This past December, I came across a writing contest run by a local independent publishing company. The contest was open to all fiction. Contestants were to send in their first 15 pages, no query or logline required. The pages were to be anonymous, but the email cover letter needed to have contact information.
The judges would pick their favorites from the initial round, contact the contestants to send in full manuscripts, and they’d announce the top 3 winners in March.
The prizes? Free publishing contracts with the company, worth $1500.00 plus benefits.
I sent in Ms. Bossy. The book that won’t let me move on.
As it’s finished and just hovering in my workspace, I figured why not? I sent the first 15 pages through cyberspace. I waited. And hoped. I spent the entire month of January thinking about what I’d do if I won. I visualized myself getting the big call letting me know they picked my book.
Weeks passed without a word from the press. By mid-February, I felt deflated. I figured the contestants had been contacted by that point, and I had to face the fact the judges didn’t like my first 15 pages. I think, more than anything, that bothered me the most. Winning the contest itself would have been wonderful – but to know that not even the opening chapters elicited interest was demoralizing.
On March 1, I received an email announcing the 3 winners of the contest. I don’t know any of the writers; I’m sure they all deserve the honor and I’m happy for them. Maybe they’re writers who can’t get past those slush piles in New York. These writers may have been struggling as much as I have, and finally, they’ve been recognized for their efforts.
For days, I moped. I still couldn’t get past the fact my first 15 pages didn’t entice the judges. That meant my opening chapters didn’t hit the mark. It meant my book wasn’t ready. The thought of putting that book away forever sat in the pit of my stomach.
The other day, I received an email from the host of the contest:
Thank you for entering our novel writing contest! At this time, we’d like you to send us the whole manuscript, as a Word document. We will be announcing the winners on March 1st, so stay tuned!
I had to re-read the email several times. It was way past March 1, and they’d already announced the winners. What was this about?
I emailed right back, asking for clarification.
Here is the host’s response:
Wow, Kate, I don’t even know how that could happen. That email was sent the first week of January. Seriously. I can’t even pretend to tell you how that works, and I’m very sorry you didn’t have a chance to have your full novel in the running. We had over 100 submissions, and asked to see the full manuscript for half of them. We did not track down those who didn’t respond, because we had so much reading to do.
Again, my apologies, but at this point there is nothing we can do about the contest, the winners have indeed been named. Please let me know if I can be of any help.
Reality hit me, and I stopped breathing. I missed my chance on the contest. Because of some stupid cyberspace glitch, the coveted email that requested my FULL manuscript never reached me in time.
Have you ever seen a grown woman throw a tantrum? I was quite the show, I’m sure.
I was upset all day long. Depressed might be a better word. Then, I realized: They had wanted to read the book. My first 15 pages had enticed them.
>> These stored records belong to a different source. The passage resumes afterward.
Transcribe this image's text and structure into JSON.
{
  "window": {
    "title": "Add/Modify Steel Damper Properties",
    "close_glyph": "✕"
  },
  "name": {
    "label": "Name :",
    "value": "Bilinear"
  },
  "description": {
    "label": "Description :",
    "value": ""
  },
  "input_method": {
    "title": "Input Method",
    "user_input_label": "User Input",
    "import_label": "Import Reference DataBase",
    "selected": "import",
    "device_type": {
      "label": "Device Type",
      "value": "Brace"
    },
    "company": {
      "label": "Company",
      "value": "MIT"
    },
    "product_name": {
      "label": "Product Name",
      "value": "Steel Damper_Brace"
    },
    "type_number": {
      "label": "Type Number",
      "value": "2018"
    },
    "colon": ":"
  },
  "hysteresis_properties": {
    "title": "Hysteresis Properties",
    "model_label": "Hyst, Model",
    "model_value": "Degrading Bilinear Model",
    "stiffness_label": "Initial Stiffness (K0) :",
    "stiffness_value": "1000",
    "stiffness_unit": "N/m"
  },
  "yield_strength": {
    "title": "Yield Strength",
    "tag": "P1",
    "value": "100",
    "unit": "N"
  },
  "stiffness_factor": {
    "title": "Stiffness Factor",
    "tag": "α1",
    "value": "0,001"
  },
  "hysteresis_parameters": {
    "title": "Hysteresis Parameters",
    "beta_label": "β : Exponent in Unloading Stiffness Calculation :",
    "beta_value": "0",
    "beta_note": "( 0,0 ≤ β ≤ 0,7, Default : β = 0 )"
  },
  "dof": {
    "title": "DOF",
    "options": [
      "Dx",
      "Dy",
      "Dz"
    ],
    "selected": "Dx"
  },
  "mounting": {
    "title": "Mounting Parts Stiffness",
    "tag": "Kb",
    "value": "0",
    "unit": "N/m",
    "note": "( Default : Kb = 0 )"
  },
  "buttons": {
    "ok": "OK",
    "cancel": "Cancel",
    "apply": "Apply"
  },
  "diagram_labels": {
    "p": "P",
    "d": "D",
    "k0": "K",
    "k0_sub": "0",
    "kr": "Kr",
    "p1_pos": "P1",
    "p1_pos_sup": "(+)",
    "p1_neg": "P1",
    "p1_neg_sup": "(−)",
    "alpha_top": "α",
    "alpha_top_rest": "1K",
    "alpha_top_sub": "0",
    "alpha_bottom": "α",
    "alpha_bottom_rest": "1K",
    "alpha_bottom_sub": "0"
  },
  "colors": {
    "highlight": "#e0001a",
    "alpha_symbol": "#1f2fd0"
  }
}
Then, I realized something else. I can be angry all I want about this so-called missed chance. But, for every day I spend not doing something about this book, or my quest for publication, or writing in general, is a day where I’m missing a chance.
I stopped querying Ms. Bossy last summer. I told myself I wasn’t giving up. I wanted to write another book, a middle-grade novel. I wrote it with my kids in mind, and I thought it would be fun for them to read it while they were at a middle-grade reading level. That was justification enough to switch projects.
But, to be grueling-honest, the querying was wearing me down. Either I was getting rejected or not hearing anything, and for someone as vulnerable as I, that can wreak havoc on a creative spirit.
However, how do I know the next agent I queried wouldn’t have asked for the full? By stepping away from Ms. Bossy, I also stopped giving it a chance. And, let’s face it. If I’d been getting bites on those queries, I wouldn’t have stepped away at all. I’d have figured out how to keep querying alongside writing the middle-grade novel.
I have a lot to consider now. Things I tried to put off are in my face again.
Told you it’s a bossy novel.